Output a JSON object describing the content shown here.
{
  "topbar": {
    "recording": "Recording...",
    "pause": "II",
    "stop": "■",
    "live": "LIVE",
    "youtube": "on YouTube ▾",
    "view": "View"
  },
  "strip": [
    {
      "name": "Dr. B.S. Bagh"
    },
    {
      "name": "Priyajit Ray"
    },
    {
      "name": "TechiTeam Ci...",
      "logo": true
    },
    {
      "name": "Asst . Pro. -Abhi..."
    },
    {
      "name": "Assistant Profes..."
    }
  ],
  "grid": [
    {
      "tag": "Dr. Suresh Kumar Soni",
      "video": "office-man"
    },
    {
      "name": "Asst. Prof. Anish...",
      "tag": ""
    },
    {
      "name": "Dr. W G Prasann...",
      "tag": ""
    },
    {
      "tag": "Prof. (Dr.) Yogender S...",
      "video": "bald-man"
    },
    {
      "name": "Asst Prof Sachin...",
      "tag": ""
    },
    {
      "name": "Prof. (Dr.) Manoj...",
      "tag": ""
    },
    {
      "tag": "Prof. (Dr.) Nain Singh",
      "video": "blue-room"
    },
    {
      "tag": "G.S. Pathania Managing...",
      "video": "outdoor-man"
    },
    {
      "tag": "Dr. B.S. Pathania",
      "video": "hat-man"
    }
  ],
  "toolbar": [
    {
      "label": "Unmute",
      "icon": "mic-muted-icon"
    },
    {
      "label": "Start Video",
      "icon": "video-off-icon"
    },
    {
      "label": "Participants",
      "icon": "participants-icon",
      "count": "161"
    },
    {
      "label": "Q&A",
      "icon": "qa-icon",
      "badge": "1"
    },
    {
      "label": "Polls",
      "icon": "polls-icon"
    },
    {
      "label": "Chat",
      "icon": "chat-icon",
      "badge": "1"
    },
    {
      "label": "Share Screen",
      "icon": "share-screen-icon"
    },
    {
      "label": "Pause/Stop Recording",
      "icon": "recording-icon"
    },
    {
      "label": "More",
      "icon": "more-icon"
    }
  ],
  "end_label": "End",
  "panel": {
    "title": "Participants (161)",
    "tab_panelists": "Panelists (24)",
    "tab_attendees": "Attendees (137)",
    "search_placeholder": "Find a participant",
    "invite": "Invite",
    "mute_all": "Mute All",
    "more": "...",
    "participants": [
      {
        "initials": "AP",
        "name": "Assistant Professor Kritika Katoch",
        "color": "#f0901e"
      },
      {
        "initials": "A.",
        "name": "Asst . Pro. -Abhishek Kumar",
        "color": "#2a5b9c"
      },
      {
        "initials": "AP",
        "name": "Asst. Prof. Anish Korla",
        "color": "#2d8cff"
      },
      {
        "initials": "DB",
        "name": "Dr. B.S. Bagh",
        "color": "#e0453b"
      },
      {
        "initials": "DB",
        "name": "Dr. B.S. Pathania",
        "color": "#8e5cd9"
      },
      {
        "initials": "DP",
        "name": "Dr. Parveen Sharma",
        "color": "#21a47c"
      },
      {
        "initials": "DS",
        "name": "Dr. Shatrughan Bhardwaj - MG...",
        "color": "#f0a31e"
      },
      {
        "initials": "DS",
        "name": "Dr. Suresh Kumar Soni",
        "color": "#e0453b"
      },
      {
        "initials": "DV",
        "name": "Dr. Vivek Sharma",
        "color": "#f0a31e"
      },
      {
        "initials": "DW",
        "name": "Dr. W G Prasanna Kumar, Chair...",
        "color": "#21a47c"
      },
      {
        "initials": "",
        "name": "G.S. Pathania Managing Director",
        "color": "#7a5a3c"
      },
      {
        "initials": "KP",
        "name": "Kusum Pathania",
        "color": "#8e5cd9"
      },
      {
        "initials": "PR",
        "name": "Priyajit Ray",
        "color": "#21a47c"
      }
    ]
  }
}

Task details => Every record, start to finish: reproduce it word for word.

Response box =>
Output a JSON object describing the content shown here.
{
  "topbar": {
    "recording": "Recording...",
    "pause": "II",
    "stop": "■",
    "live": "LIVE",
    "youtube": "on YouTube ▾",
    "view": "View"
  },
  "strip": [
    {
      "name": "Dr. B.S. Bagh"
    },
    {
      "name": "Priyajit Ray"
    },
    {
      "name": "TechiTeam Ci...",
      "logo": true
    },
    {
      "name": "Asst . Pro. -Abhi..."
    },
    {
      "name": "Assistant Profes..."
    }
  ],
  "grid": [
    {
      "tag": "Dr. Suresh Kumar Soni",
      "video": "office-man"
    },
    {
      "name": "Asst. Prof. Anish...",
      "tag": ""
    },
    {
      "name": "Dr. W G Prasann...",
      "tag": ""
    },
    {
      "tag": "Prof. (Dr.) Yogender S...",
      "video": "bald-man"
    },
    {
      "name": "Asst Prof Sachin...",
      "tag": ""
    },
    {
      "name": "Prof. (Dr.) Manoj...",
      "tag": ""
    },
    {
      "tag": "Prof. (Dr.) Nain Singh",
      "video": "blue-room"
    },
    {
      "tag": "G.S. Pathania Managing...",
      "video": "outdoor-man"
    },
    {
      "tag": "Dr. B.S. Pathania",
      "video": "hat-man"
    }
  ],
  "toolbar": [
    {
      "label": "Unmute",
      "icon": "mic-muted-icon"
    },
    {
      "label": "Start Video",
      "icon": "video-off-icon"
    },
    {
      "label": "Participants",
      "icon": "participants-icon",
      "count": "161"
    },
    {
      "label": "Q&A",
      "icon": "qa-icon",
      "badge": "1"
    },
    {
      "label": "Polls",
      "icon": "polls-icon"
    },
    {
      "label": "Chat",
      "icon": "chat-icon",
      "badge": "1"
    },
    {
      "label": "Share Screen",
      "icon": "share-screen-icon"
    },
    {
      "label": "Pause/Stop Recording",
      "icon": "recording-icon"
    },
    {
      "label": "More",
      "icon": "more-icon"
    }
  ],
  "end_label": "End",
  "panel": {
    "title": "Participants (161)",
    "tab_panelists": "Panelists (24)",
    "tab_attendees": "Attendees (137)",
    "search_placeholder": "Find a participant",
    "invite": "Invite",
    "mute_all": "Mute All",
    "more": "...",
    "participants": [
      {
        "initials": "AP",
        "name": "Assistant Professor Kritika Katoch",
        "color": "#f0901e"
      },
      {
        "initials": "A.",
        "name": "Asst . Pro. -Abhishek Kumar",
        "color": "#2a5b9c"
      },
      {
        "initials": "AP",
        "name": "Asst. Prof. Anish Korla",
        "color": "#2d8cff"
      },
      {
        "initials": "DB",
        "name": "Dr. B.S. Bagh",
        "color": "#e0453b"
      },
      {
        "initials": "DB",
        "name": "Dr. B.S. Pathania",
        "color": "#8e5cd9"
      },
      {
        "initials": "DP",
        "name": "Dr. Parveen Sharma",
        "color": "#21a47c"
      },
      {
        "initials": "DS",
        "name": "Dr. Shatrughan Bhardwaj - MG...",
        "color": "#f0a31e"
      },
      {
        "initials": "DS",
        "name": "Dr. Suresh Kumar Soni",
        "color": "#e0453b"
      },
      {
        "initials": "DV",
        "name": "Dr. Vivek Sharma",
        "color": "#f0a31e"
      },
      {
        "initials": "DW",
        "name": "Dr. W G Prasanna Kumar, Chair...",
        "color": "#21a47c"
      },
      {
        "initials": "",
        "name": "G.S. Pathania Managing Director",
        "color": "#7a5a3c"
      },
      {
        "initials": "KP",
        "name": "Kusum Pathania",
        "color": "#8e5cd9"
      },
      {
        "initials": "PR",
        "name": "Priyajit Ray",
        "color": "#21a47c"
      }
    ]
  }
}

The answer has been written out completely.